Being new in this country pushed me to find a community and learn where I would fit in. Foundry and working in the Katherine E. Nash Gallery gave me just that. I signed up for a foundry class without knowing much about what that meant. I had no idea I’d be pouring molten metal into sand molds or how much learning and selflessness that involves. Anytime someone is making a mold, everybody asks “Do you need help mixing sand?” It’s not a one-person job; it’s a communal process. Someone turns the ladle, someone supports the live end, and someone skims the slag out while you carefully and precisely pour the metal into a mold, which becomes the piece. It’s really fun because it takes a village to make it work. We constantly rotate the pour team and then there are people that just focus on taking care of the furnace. Constantly preparing the furnace, shoveling fresh dirt and moving finished pieces out of the way—it involves a lot of organizing, but there’s always help navigating the process.
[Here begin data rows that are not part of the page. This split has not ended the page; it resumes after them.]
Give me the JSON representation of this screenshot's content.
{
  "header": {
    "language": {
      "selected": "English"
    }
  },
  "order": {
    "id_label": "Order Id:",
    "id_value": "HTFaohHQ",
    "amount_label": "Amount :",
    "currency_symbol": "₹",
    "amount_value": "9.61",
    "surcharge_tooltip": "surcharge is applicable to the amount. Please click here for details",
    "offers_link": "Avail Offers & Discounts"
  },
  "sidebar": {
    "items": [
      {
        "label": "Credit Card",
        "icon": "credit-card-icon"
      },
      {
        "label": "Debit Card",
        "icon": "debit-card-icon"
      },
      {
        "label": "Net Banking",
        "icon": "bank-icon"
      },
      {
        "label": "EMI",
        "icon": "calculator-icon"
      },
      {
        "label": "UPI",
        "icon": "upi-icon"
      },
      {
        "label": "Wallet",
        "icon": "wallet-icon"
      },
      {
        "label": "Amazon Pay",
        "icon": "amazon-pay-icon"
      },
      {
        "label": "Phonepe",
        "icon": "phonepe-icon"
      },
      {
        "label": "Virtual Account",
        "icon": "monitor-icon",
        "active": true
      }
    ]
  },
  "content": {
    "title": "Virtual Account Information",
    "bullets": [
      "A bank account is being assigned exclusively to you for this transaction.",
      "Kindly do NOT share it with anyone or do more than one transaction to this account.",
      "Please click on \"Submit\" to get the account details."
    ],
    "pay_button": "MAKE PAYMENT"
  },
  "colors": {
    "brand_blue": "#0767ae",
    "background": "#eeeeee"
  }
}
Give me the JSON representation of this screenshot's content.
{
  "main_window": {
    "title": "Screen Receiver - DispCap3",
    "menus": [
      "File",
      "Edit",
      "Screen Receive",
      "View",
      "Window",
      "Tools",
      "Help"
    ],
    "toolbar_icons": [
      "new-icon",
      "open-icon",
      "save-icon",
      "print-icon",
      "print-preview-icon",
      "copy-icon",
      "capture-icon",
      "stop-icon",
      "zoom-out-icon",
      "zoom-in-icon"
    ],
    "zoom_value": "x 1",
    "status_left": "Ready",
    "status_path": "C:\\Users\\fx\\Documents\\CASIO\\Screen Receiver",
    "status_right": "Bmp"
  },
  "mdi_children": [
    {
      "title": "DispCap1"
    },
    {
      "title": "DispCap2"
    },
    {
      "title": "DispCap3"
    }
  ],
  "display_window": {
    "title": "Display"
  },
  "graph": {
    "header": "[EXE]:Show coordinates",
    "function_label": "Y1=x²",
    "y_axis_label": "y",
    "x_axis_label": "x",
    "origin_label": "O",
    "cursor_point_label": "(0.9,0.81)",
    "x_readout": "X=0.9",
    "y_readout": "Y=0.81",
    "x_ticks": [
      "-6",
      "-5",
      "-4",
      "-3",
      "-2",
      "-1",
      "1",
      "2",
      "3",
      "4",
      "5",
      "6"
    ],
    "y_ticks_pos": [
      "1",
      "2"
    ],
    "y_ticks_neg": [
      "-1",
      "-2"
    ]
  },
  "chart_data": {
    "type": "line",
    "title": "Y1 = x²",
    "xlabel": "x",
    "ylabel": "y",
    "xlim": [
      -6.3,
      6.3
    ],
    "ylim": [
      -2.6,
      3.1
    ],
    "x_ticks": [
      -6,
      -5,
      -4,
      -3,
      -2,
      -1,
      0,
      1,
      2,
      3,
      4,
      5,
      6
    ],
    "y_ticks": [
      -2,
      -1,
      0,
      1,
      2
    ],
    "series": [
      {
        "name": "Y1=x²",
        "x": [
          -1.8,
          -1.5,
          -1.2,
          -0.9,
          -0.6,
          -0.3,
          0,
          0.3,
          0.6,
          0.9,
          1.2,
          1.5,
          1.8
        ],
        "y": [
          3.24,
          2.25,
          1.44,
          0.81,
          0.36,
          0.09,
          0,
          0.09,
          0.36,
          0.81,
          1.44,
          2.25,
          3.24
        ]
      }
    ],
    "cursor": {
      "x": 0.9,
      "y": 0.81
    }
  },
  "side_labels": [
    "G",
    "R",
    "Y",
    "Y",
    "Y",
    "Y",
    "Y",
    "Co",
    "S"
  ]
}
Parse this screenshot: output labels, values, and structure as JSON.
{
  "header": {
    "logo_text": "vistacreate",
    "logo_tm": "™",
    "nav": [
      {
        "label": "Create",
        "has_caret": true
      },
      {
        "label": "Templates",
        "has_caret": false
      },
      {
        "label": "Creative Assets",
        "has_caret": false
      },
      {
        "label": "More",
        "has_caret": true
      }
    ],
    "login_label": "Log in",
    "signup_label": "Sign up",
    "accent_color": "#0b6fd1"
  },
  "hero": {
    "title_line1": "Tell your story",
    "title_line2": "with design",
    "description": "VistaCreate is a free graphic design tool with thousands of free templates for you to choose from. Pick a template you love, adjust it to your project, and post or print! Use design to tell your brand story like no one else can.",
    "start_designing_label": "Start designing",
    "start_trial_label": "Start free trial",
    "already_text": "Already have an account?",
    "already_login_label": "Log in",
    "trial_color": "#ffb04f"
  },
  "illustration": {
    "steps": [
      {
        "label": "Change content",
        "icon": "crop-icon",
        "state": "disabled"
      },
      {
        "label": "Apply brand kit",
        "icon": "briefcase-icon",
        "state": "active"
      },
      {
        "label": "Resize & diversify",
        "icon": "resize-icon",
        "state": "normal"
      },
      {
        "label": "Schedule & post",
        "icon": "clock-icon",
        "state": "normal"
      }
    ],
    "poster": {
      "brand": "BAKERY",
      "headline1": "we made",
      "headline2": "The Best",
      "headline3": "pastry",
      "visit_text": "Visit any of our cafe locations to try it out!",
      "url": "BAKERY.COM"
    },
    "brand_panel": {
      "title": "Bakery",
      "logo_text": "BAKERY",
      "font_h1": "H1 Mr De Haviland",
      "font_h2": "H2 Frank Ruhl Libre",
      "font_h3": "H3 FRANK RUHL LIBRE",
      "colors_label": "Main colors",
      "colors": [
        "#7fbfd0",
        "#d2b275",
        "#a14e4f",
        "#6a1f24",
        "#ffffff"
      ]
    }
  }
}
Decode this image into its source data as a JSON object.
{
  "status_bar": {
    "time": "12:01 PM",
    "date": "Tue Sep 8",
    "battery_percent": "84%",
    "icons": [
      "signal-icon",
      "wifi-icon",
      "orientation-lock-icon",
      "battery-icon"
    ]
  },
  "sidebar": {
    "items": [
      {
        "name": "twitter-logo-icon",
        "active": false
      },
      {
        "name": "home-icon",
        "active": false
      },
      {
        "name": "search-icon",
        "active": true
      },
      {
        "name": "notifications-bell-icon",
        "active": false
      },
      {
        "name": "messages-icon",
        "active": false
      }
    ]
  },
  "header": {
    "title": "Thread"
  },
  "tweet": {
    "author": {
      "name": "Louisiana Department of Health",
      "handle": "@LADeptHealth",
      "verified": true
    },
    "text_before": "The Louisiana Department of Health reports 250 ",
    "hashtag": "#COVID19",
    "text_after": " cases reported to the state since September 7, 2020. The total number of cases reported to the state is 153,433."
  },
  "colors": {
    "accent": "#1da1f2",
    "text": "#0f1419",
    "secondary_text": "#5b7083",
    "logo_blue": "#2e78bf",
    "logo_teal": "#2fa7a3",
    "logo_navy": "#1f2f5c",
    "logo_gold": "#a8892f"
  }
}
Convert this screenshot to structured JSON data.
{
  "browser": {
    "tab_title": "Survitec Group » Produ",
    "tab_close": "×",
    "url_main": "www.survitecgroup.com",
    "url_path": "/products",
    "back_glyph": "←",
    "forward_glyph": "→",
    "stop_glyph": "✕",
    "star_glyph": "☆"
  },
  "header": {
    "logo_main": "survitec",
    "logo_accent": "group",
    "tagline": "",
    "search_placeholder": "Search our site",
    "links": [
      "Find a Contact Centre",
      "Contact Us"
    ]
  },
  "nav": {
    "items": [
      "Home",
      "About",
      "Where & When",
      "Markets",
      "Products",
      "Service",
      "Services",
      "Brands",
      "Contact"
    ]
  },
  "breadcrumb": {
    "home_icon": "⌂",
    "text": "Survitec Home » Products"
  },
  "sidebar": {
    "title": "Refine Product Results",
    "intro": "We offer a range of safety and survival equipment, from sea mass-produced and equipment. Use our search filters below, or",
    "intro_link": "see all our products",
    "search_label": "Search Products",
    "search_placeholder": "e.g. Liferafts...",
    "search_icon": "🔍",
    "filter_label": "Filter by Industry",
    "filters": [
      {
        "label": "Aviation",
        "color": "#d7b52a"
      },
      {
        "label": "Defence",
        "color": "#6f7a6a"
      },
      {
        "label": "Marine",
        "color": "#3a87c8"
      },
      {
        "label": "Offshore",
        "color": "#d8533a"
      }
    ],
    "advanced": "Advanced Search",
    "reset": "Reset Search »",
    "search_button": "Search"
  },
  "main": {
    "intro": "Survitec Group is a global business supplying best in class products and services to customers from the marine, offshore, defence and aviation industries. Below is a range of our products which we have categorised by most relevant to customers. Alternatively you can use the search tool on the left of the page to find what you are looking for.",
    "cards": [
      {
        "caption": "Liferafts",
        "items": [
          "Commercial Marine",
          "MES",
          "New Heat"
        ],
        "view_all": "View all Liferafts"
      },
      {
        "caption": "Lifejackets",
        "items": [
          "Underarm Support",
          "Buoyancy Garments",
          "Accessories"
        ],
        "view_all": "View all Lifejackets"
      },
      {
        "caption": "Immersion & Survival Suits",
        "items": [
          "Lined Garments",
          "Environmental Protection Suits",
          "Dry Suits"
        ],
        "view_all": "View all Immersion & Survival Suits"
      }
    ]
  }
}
As I look back on my time at the U, I want to say thank you to the many professors, staff members, and fellow students who have helped me find myself as an artist, pushed me to grow, and also made me feel comfortable in being myself and learning what is meant for me. Nothing is more liberating than knowing that you can do what you want. And if you set your mind to it you’re going to be able to do it. That’s the biggest lesson I’ve learned here—to have faith in myself and let other people have faith in me.